One of the first instructions to the compliance officer is to drive through the work zone, observing for the timely and clear direction and channelization of the driver through the work zone. This training of compliance officers has usually been the issue that has resulted in self-initiated inspections. OSHA has published CPL 02-01-054, “Inspection and Citation Guidance for Roadway and Highway Construction Work Zones” (see www.osha.gov/enforcement/directives/cpl-02-01-054). The agency can and will cite employers for violations of the MUTCD, as clearly stated in the CPL. OSHA regulations on work zones are few and generalized, usually referencing compliance with the millennium edition (year 2000) of the MUTCD. The bottom line here is that failing to meet the minimum requirements of the MUTCD can be the basis for an OSHA violation as well as an inspection.
The MUTCD has no specifications or requirements for flashing lights. Many city, state and county regulations that amend the MUTCD standards for their jurisdictions require flashing or strobe lights on mobile equipment in work zones. DOT contracts also have requirements for conspicuity and the use of strobes on work vehicles in a work zone.
The problem with flashing lights is the same as the problem with backup alarms. The more you are exposed to flashing lights and alarms, the less noticeable the warning devices become. We may be getting to the saturation point with flashing lights. Adding to that saturation of light is the placement of vehicles in the work area. In observations, I have noticed that little consideration is paid to vehicles not being used in an operation, particularly during these past two years when we have added to the numbers of trucks in work zones due to a greater number of single drivers during COVID. Now we have numerous trucks parked wherever they will fit, and all of them are running yellow strobes. This creates distractions for drivers. I also see trucks parked on both sides of the road when all the work is only on one side. This keeps passing drivers looking for hazards on both sides of the road when only one side really represents moving equipment risks. Where you can plan it, avoid dividing drivers’ attention by reducing unnecessary distractions in the work area.
The bottom line for employers is summed up in MUTCD rule 6D.03.03.A: “All workers should be trained on how to work next to motor vehicle traffic in a way that minimizes their vulnerability. Workers having specific TTC responsibilities should be trained in TTC techniques, device usage, and placement.”

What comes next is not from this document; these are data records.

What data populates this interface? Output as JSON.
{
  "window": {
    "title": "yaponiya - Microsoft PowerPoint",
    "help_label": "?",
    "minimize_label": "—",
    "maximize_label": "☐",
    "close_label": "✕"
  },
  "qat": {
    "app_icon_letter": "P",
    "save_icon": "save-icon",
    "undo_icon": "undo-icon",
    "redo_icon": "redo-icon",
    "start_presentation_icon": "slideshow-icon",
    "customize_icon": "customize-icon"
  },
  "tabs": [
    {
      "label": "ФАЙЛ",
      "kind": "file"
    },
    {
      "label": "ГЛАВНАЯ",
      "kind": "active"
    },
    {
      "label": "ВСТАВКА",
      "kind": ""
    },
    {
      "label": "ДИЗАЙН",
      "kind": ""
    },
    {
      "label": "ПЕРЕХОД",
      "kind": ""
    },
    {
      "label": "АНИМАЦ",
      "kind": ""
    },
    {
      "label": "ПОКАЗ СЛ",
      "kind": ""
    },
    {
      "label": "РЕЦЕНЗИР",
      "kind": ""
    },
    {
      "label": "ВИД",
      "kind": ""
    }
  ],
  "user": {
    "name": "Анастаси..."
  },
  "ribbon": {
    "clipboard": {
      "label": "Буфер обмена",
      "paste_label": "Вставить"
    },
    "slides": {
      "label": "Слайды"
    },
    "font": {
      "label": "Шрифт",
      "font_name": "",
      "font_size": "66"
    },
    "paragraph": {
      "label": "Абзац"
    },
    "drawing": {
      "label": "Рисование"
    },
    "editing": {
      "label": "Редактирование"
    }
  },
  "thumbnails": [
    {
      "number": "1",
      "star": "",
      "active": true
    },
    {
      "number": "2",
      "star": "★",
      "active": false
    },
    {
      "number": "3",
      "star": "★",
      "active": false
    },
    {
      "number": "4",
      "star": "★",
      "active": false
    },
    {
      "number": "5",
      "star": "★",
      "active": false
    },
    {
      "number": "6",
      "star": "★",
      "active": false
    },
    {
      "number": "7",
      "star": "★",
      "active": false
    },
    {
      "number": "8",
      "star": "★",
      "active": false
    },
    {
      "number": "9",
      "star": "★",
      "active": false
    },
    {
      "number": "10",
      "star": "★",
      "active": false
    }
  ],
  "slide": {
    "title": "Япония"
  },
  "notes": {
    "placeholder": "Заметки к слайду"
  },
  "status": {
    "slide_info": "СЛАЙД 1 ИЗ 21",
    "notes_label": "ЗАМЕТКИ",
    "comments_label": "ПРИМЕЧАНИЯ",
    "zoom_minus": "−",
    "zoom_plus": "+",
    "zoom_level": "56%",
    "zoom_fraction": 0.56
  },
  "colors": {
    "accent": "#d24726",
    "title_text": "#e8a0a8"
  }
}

Take a critical look at your traffic control program and training. See if they really meet the safety needs of the workers on the ground and the interest of the public.
About the Author: After 25 years as a transmission-distribution lineman and foreman, Jim Vaughn, CUSP, has devoted the last 24 years to safety and training. A noted author, trainer and lecturer, he is a senior consultant for the Institute for Safety in Powerline Construction. He can be reached at firstname.lastname@example.org.